People who lead a more active lifestyle generally enjoy a better overall state of wellbeing and happiness than their less physically-active counterparts, according to new research. 44% of people feel wellbeing at its highest when playing sport or exercising.
The study* from Central YMCA surveyed a nationally representative sample of 1,000 adults from across the UK and found that being physically active causes a 13% boost to wellbeing scores, while being less active depletes these scores by up to 19% – unveiling a 32% divide between the most and least physically-active in society.

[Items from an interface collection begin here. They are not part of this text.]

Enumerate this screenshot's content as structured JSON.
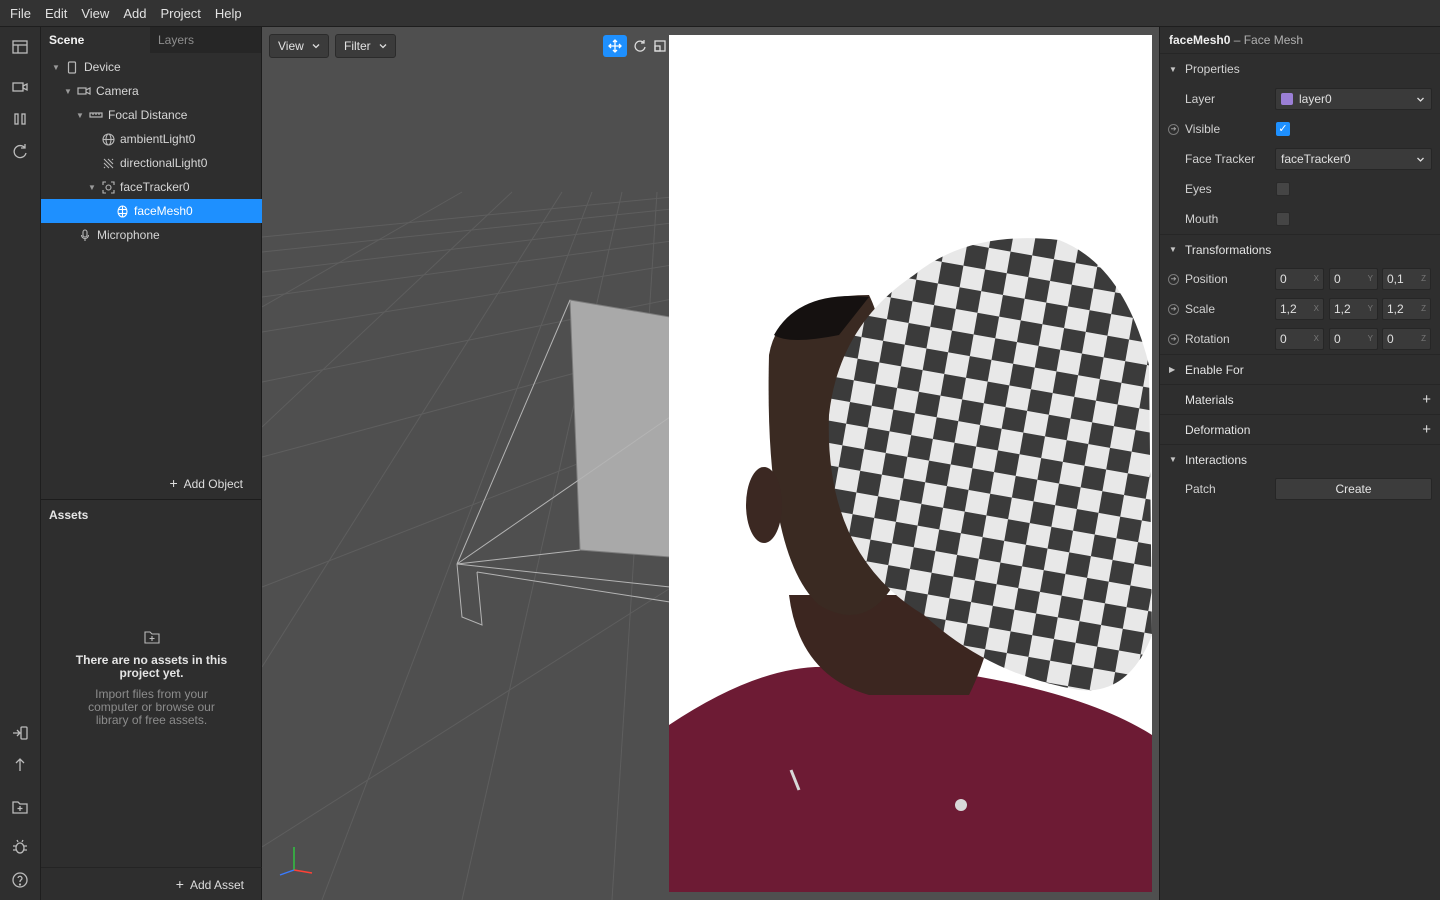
{
  "menu": [
    "File",
    "Edit",
    "View",
    "Add",
    "Project",
    "Help"
  ],
  "left_tabs": {
    "scene": "Scene",
    "layers": "Layers"
  },
  "tree": [
    {
      "label": "Device",
      "icon": "device-icon",
      "depth": 0,
      "expanded": true
    },
    {
      "label": "Camera",
      "icon": "camera-icon",
      "depth": 1,
      "expanded": true
    },
    {
      "label": "Focal Distance",
      "icon": "focal-distance-icon",
      "depth": 2,
      "expanded": true
    },
    {
      "label": "ambientLight0",
      "icon": "ambient-light-icon",
      "depth": 3
    },
    {
      "label": "directionalLight0",
      "icon": "directional-light-icon",
      "depth": 3
    },
    {
      "label": "faceTracker0",
      "icon": "face-tracker-icon",
      "depth": 3,
      "expanded": true
    },
    {
      "label": "faceMesh0",
      "icon": "face-mesh-icon",
      "depth": 4,
      "selected": true
    },
    {
      "label": "Microphone",
      "icon": "microphone-icon",
      "depth": 1
    }
  ],
  "add_object": "Add Object",
  "assets": {
    "title": "Assets",
    "empty_title": "There are no assets in this project yet.",
    "empty_body": "Import files from your computer or browse our library of free assets.",
    "add_asset": "Add Asset"
  },
  "viewport": {
    "view_label": "View",
    "filter_label": "Filter"
  },
  "inspector": {
    "object_name": "faceMesh0",
    "object_type": "– Face Mesh",
    "sections": {
      "properties": "Properties",
      "transformations": "Transformations",
      "enable_for": "Enable For",
      "materials": "Materials",
      "deformation": "Deformation",
      "interactions": "Interactions"
    },
    "layer": {
      "label": "Layer",
      "value": "layer0",
      "color": "#9b7fd6"
    },
    "visible": {
      "label": "Visible",
      "checked": true
    },
    "face_tracker": {
      "label": "Face Tracker",
      "value": "faceTracker0"
    },
    "eyes": {
      "label": "Eyes",
      "checked": false
    },
    "mouth": {
      "label": "Mouth",
      "checked": false
    },
    "position": {
      "label": "Position",
      "x": "0",
      "y": "0",
      "z": "0,1"
    },
    "scale": {
      "label": "Scale",
      "x": "1,2",
      "y": "1,2",
      "z": "1,2"
    },
    "rotation": {
      "label": "Rotation",
      "x": "0",
      "y": "0",
      "z": "0"
    },
    "axes": {
      "x": "X",
      "y": "Y",
      "z": "Z"
    },
    "patch": {
      "label": "Patch",
      "button": "Create"
    }
  },
  "colors": {
    "accent": "#1e90ff"
  }
}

The research revealed that those who lead physically active lifestyles attain the highest wellbeing scores – achieving 6.92 on an index of 10, against a national average wellbeing score of 6.13. In addition, almost half (44%) of research respondents said they felt wellbeing at its highest when playing a sport or exercising.
Commenting on the findings, Rosi Prescott, chief executive at Central YMCA, said: “These results confirm something we at Central YMCA have been aware of for a long time – physical activity greatly impacts our overall wellbeing and happiness. Our organisation works with people every day to help them lead more active lifestyles so we see first-hand how increases in physical activity can impact your mood, wellbeing and ultimately happiness. So, we’re not surprised that the research has shown those who are more active typically enjoy wellbeing scores that are up to a third better than those who are less active.”

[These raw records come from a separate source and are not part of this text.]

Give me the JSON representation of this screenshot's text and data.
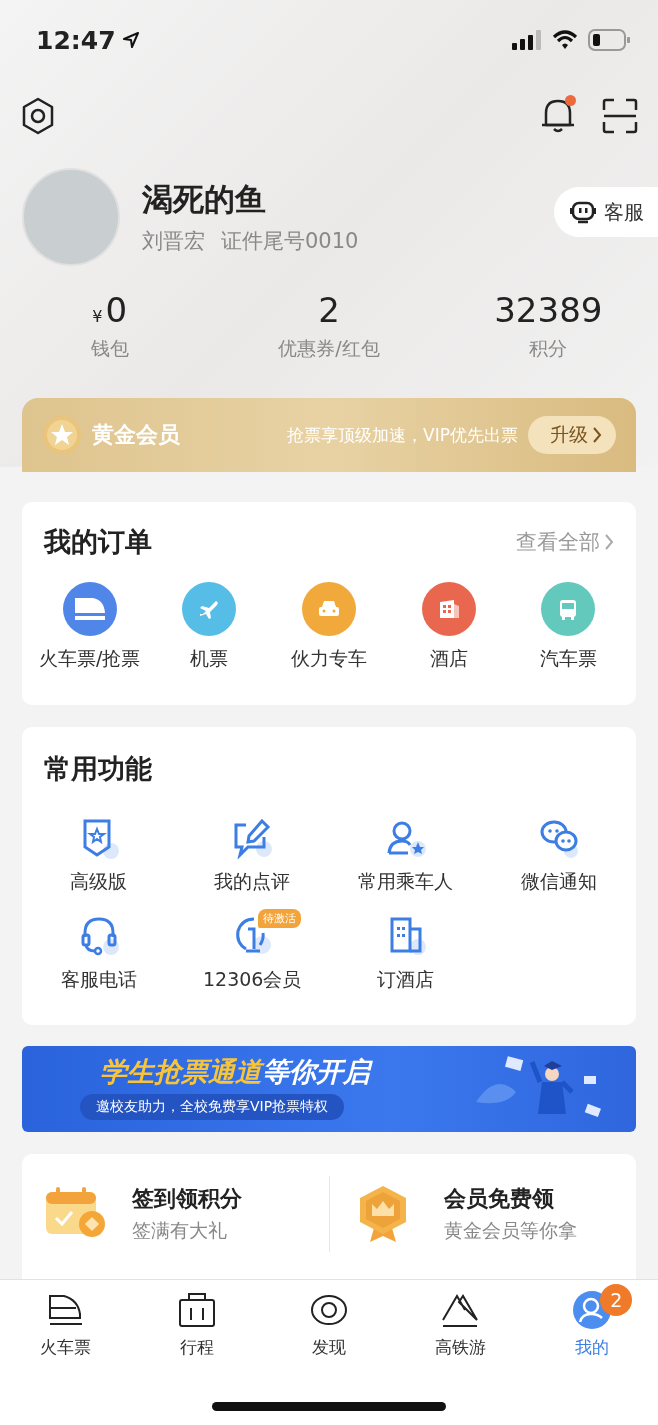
{
  "status_bar": {
    "time": "12:47"
  },
  "header": {
    "notification_unread": true
  },
  "profile": {
    "nickname": "渴死的鱼",
    "real_name": "刘晋宏",
    "id_note": "证件尾号0010",
    "service_button": "客服"
  },
  "stats": [
    {
      "prefix": "¥",
      "value": "0",
      "label": "钱包"
    },
    {
      "value": "2",
      "label": "优惠券/红包"
    },
    {
      "value": "32389",
      "label": "积分"
    }
  ],
  "membership": {
    "title": "黄金会员",
    "slogan": "抢票享顶级加速，VIP优先出票",
    "button": "升级"
  },
  "orders": {
    "title": "我的订单",
    "view_all": "查看全部",
    "items": [
      {
        "label": "火车票/抢票",
        "kind": "train",
        "color": "#4f86e8"
      },
      {
        "label": "机票",
        "kind": "plane",
        "color": "#55bde6"
      },
      {
        "label": "伙力专车",
        "kind": "car",
        "color": "#f0a93a"
      },
      {
        "label": "酒店",
        "kind": "hotel",
        "color": "#e8674e"
      },
      {
        "label": "汽车票",
        "kind": "bus",
        "color": "#63c9bd"
      }
    ]
  },
  "functions": {
    "title": "常用功能",
    "items": [
      {
        "label": "高级版",
        "kind": "shield"
      },
      {
        "label": "我的点评",
        "kind": "review"
      },
      {
        "label": "常用乘车人",
        "kind": "person"
      },
      {
        "label": "微信通知",
        "kind": "chat"
      },
      {
        "label": "客服电话",
        "kind": "headset"
      },
      {
        "label": "12306会员",
        "kind": "member",
        "badge": "待激活"
      },
      {
        "label": "订酒店",
        "kind": "building"
      }
    ]
  },
  "banner": {
    "headline_1": "学生抢票通道",
    "headline_2": "等你开启",
    "subtitle": "邀校友助力，全校免费享VIP抢票特权"
  },
  "tasks": [
    {
      "title": "签到领积分",
      "subtitle": "签满有大礼",
      "kind": "calendar"
    },
    {
      "title": "会员免费领",
      "subtitle": "黄金会员等你拿",
      "kind": "medal"
    }
  ],
  "tab_bar": [
    {
      "label": "火车票",
      "kind": "train",
      "selected": false
    },
    {
      "label": "行程",
      "kind": "suitcase",
      "selected": false
    },
    {
      "label": "发现",
      "kind": "eye",
      "selected": false
    },
    {
      "label": "高铁游",
      "kind": "mountain",
      "selected": false
    },
    {
      "label": "我的",
      "kind": "user",
      "selected": true,
      "badge": "2"
    }
  ]
}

The report also uncovered that those who had found themselves becoming more active over the last three years demonstrated an 8% uplift in wellbeing scores, while those whose fitness levels had decreased saw their scores fall by over a fifth.
Previous research from the Mental Health Foundation found participation in regular physical activity increases self-esteem, can help reduce stress and anxiety, and can work as a preventative measure when it comes to the development of mental health problems.

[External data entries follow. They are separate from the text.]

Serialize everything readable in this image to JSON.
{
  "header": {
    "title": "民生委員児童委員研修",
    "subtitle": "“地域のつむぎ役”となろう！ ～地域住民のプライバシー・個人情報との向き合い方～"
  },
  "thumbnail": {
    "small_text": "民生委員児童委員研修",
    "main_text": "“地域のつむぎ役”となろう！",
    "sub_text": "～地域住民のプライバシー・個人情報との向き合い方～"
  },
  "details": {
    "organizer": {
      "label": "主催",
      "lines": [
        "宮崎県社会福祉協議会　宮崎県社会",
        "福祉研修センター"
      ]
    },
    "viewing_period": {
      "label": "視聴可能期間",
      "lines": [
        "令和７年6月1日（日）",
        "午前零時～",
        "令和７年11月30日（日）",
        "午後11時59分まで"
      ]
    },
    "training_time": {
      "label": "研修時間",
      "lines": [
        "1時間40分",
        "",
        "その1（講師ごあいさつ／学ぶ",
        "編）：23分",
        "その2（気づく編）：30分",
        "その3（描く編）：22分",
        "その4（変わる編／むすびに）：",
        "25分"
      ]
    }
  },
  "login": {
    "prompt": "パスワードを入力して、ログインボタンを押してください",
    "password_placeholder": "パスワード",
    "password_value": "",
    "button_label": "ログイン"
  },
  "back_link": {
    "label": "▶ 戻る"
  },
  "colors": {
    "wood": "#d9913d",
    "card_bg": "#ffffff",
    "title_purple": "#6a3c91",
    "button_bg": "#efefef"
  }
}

Rosi continued: “As we move into 2017, and many of us take on New Year’s resolutions, it’s a great time to reflect on whether we’re doing enough exercise in our daily lives. Even something as simple as a brisk 15-minute walk can make a world of difference. But don’t be fooled into thinking physical activity alone is the answer to better wellbeing and happiness – we need to ensure we have a good mix of exercise, mental stimulation and positive relationships in our lives if we want to truly reach our highest sense of wellbeing and self-satisfaction.”
*Participants of the nationwide study were asked to rate 14 statements to determine how various lifestyle factors, such as levels of physical activity, experiences of education, mental stimulation and relationships impacted overall wellbeing.
For the full report findings please visit: http://www.ymca.co.uk/